The most important factor limiting the size and distribution of E. p. persius populations is the quality and distribution of its breeding habitat. The skipper almost always occurs in savannah and prairie habitats with populations of wild lupine or wild indigo, although specimens are sometimes taken in other habitats. Disturbance (natural or through management regimes) is needed to ensure the health of open woodland and prairie communities, but large-scale and high intensity fires may destroy all E. p. persius populations in an area. Fire suppression and tree planting have certainly had devastating effects on E. p. persius populations through successional habitat change and the resultant decline in natural lupine populations. Increased isolation of host plant patches through human-induced or natural processes (e.g., forest succession, creation of dispersal barriers through industrial or urban development) likely had direct negative consequences for E. p. persius.

Superabundant deer populations are also thought to cause declines in host plants through extensive herbivory. The requirements of this skipper for specific plant species that are themselves rare and occur in isolated, fragmented patches is the biggest problem faced by the butterfly.

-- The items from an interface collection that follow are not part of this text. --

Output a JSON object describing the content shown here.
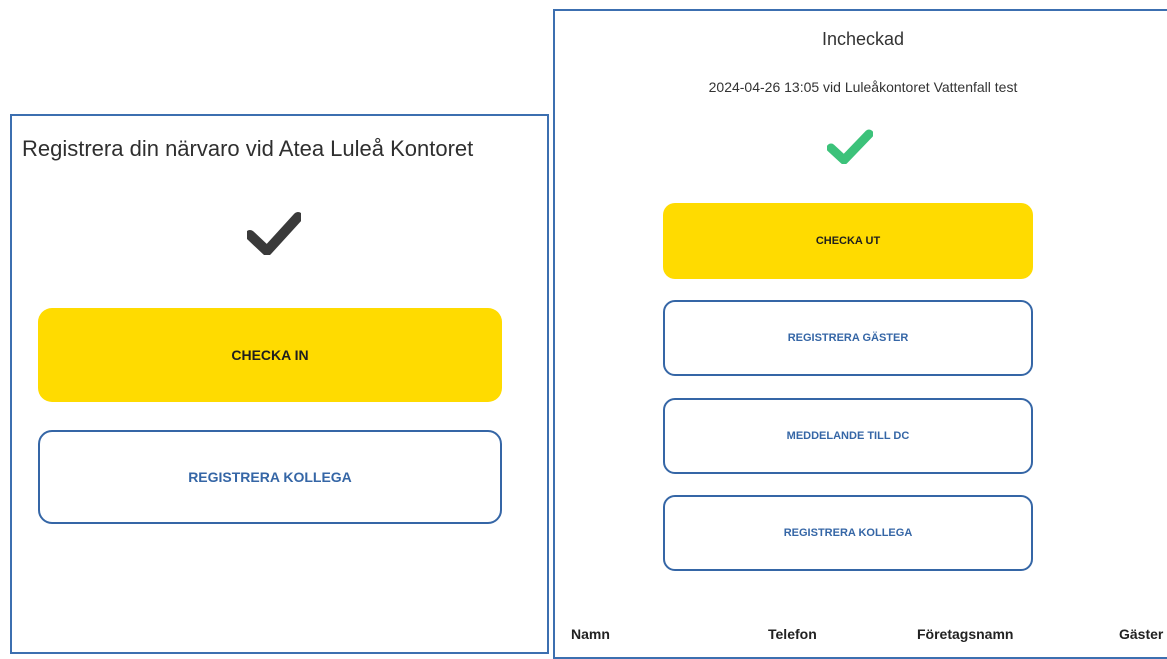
{
  "left_panel": {
    "title": "Registrera din närvaro vid Atea Luleå Kontoret",
    "check_icon_color": "#3a3a3a",
    "checkin_label": "CHECKA IN",
    "register_colleague_label": "REGISTRERA KOLLEGA"
  },
  "right_panel": {
    "title": "Incheckad",
    "subtitle": "2024-04-26 13:05 vid Luleåkontoret Vattenfall test",
    "check_icon_color": "#3cc27a",
    "checkout_label": "CHECKA UT",
    "register_guests_label": "REGISTRERA GÄSTER",
    "message_dc_label": "MEDDELANDE TILL DC",
    "register_colleague_label": "REGISTRERA KOLLEGA",
    "table_headers": [
      "Namn",
      "Telefon",
      "Företagsnamn",
      "Gäster"
    ]
  },
  "colors": {
    "accent_yellow": "#ffdb00",
    "accent_blue": "#3566a6",
    "panel_border": "#3c6fb0"
  }
}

Natural factors likely to influence individual survivorship include parasitoids and predators (although none are specifically known to attack E. p. persius), and such density independent factors as fire, desiccation, weather and even incidental browsing by deer. Due to the dynamic nature of the habitat in which this skipper is found, it is likely that individual survivorship is low and is influenced by natural habitat change and disturbance by fire. In the past, populations survived by dispersing to other areas of suitable habitat, but when alternate pockets of suitable habitat became unavailable, the likelihood of individuals escaping hostile conditions to reproduce elsewhere declined.

Anthropogenic factors affecting survivorship include insecticide spraying and indirect factors that affect the species' habitat, including fire suppression, and facilitating the growth of deer populations and the colonization of invasive plant species. The spraying of insecticide to combat the Gypsy Moth (Lymantria dispar (L.)) is thought to have been responsible for the substantial decline in E. p. persius populations in the 1950s, and modern spray programs could eliminate any remaining populations that may be in the sprayed areas (NatureServe Explorer 2001). The drought of 1988 in combination with spraying of Bacillus thuringiensis (Bt) at St. Williams may have eliminated what must have been an already small population of E. p. persius, if it indeed had survived to that time (Peter Carson, pers. comm., 2002). Indirectly, humans have also modified the habitat by suppressing fire, which has allowed woody plants to colonize, creating an environment that inhibits the survival and growth of the host plants. The elimination of the natural predators of white-tailed deer in southwestern Ontario and the change in landscape structure has caused this herbivore's population to grow significantly, which has placed a large amount of pressure on lupines and other herbaceous plants within the prairie and savannah habitats of southern Ontario.